Storing the Dyson 360 Eye
Coming to this robot from a standard cylinder or upright was a revelation because it takes up so little space.
Manoeuvrability of the Dyson 360 Eye
I wasn’t manoeuvring it, of course – this was down to the vac and it was impressive to watch it get around my rooms and up to the skirting boards. Overall, it was pretty good at navigating round obstacles, although I did find it struggled with very fine chair legs. It coped with the threshold between rooms, but these can’t be too sizeable. Bear in mind, too, that there shouldn’t be cables on the floor – not ideal if you have a floor lamp.
How does the Dyson 360 Eye rate online?
Reviews on the Dyson site (opens in new tab) award an average of 3.9 out of five. Satisfied owners praise the systematic cleaning, the vac’s ability to cope with uneven surfaces, and the excellent results even in households with cat and dog hair to clean up. The negatives include the fact that it needs daylight to work, which stymies its capacity to get on with the vacuuming on short winter days. The requirement to clear things off the floor – pet bowls, for example – and a (lack of) proficiency at navigating round some furniture were among the snags noted.
Amazon (opens in new tab) buyers’ overall rating is 3.6 out of five stars with almost half of them determining it deserved the full five. Here, shoppers once again rate its power to pick up pet hair, the highly effective cleaning and its success on both hard flooring and carpet. Downsides for reviewers? The small size of the dust container, the requirement to clear a room of items that could cause it problems, and the fact that it can get stuck on furniture and features such as hearths.
How does the Dyson 360 Eye rate against similar vacuum cleaners?
There aren’t many robot vacuums on the market yet, and therefore the Dyson 360 Eye isn’t up against a crowd. It does sit at the top end of the price range, too. However, it rates highly against the other robot models out there, even with cost taken into account.
About our review – and our reviewer

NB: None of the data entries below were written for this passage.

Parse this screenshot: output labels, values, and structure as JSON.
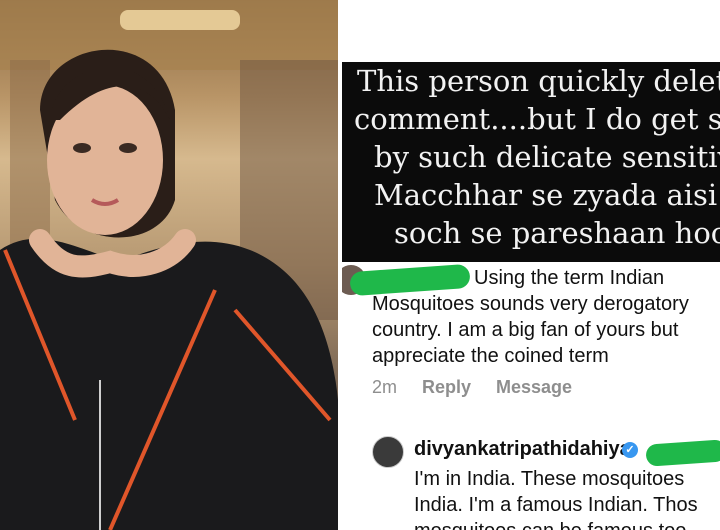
{
  "story": {
    "lines": [
      "This person quickly delet",
      "comment....but I do get s",
      "by such delicate sensitiv",
      "Macchhar se zyada aisi n",
      "soch se pareshaan hoon"
    ]
  },
  "comment1": {
    "lines": [
      "Using the term Indian",
      "Mosquitoes sounds very derogatory",
      "country. I am a big fan of yours but",
      "appreciate the coined term"
    ],
    "time": "2m",
    "reply_label": "Reply",
    "message_label": "Message"
  },
  "reply": {
    "username": "divyankatripathidahiya",
    "verified_glyph": "✓",
    "lines": [
      "I'm in India. These mosquitoes",
      "India. I'm a famous Indian. Thos",
      "mosquitoes can be famous too."
    ]
  },
  "colors": {
    "story_bg": "#0b0b0b",
    "story_text": "#f2f2f2",
    "redaction": "#1fb84a",
    "verified": "#3897f0",
    "meta_text": "#8e8e8e"
  },
  "icons": [
    "verified-badge-icon"
  ]
}
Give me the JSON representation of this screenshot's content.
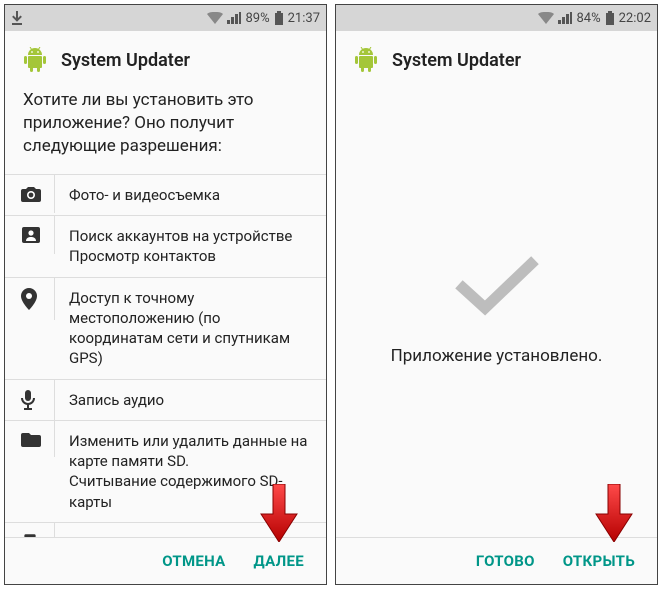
{
  "colors": {
    "accent": "#009688",
    "arrow": "#e21b1b",
    "android": "#a4c639"
  },
  "left": {
    "statusbar": {
      "battery": "89%",
      "time": "21:37"
    },
    "app_title": "System Updater",
    "prompt": "Хотите ли вы установить это приложение? Оно получит следующие разрешения:",
    "permissions": [
      {
        "icon": "camera",
        "text": "Фото- и видеосъемка"
      },
      {
        "icon": "contacts",
        "text": "Поиск аккаунтов на устройстве\nПросмотр контактов"
      },
      {
        "icon": "location",
        "text": "Доступ к точному местоположению (по координатам сети и спутникам GPS)"
      },
      {
        "icon": "microphone",
        "text": "Запись аудио"
      },
      {
        "icon": "storage",
        "text": "Изменить или удалить данные на карте памяти SD.\nСчитывание содержимого SD-карты"
      }
    ],
    "buttons": {
      "cancel": "ОТМЕНА",
      "next": "ДАЛЕЕ"
    }
  },
  "right": {
    "statusbar": {
      "battery": "84%",
      "time": "22:02"
    },
    "app_title": "System Updater",
    "done_text": "Приложение установлено.",
    "buttons": {
      "done": "ГОТОВО",
      "open": "ОТКРЫТЬ"
    }
  }
}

Sarah Warwick has specialised in homes and interiors for over 20 years. She was Executive Editor of Ideal Home magazine, and has written for nationals, magazines and websites including Real Homes, Homebuilding & Renovating, Grand Designs, Homes & Gardens, Houzz, The Guardian, House Beautiful and Country Homes & Interiors. She put the vacuums through their paces all round the house, on all sorts of dirt and debris, and a variety of flooring and surfaces.
@SMWarwick (opens in new tab)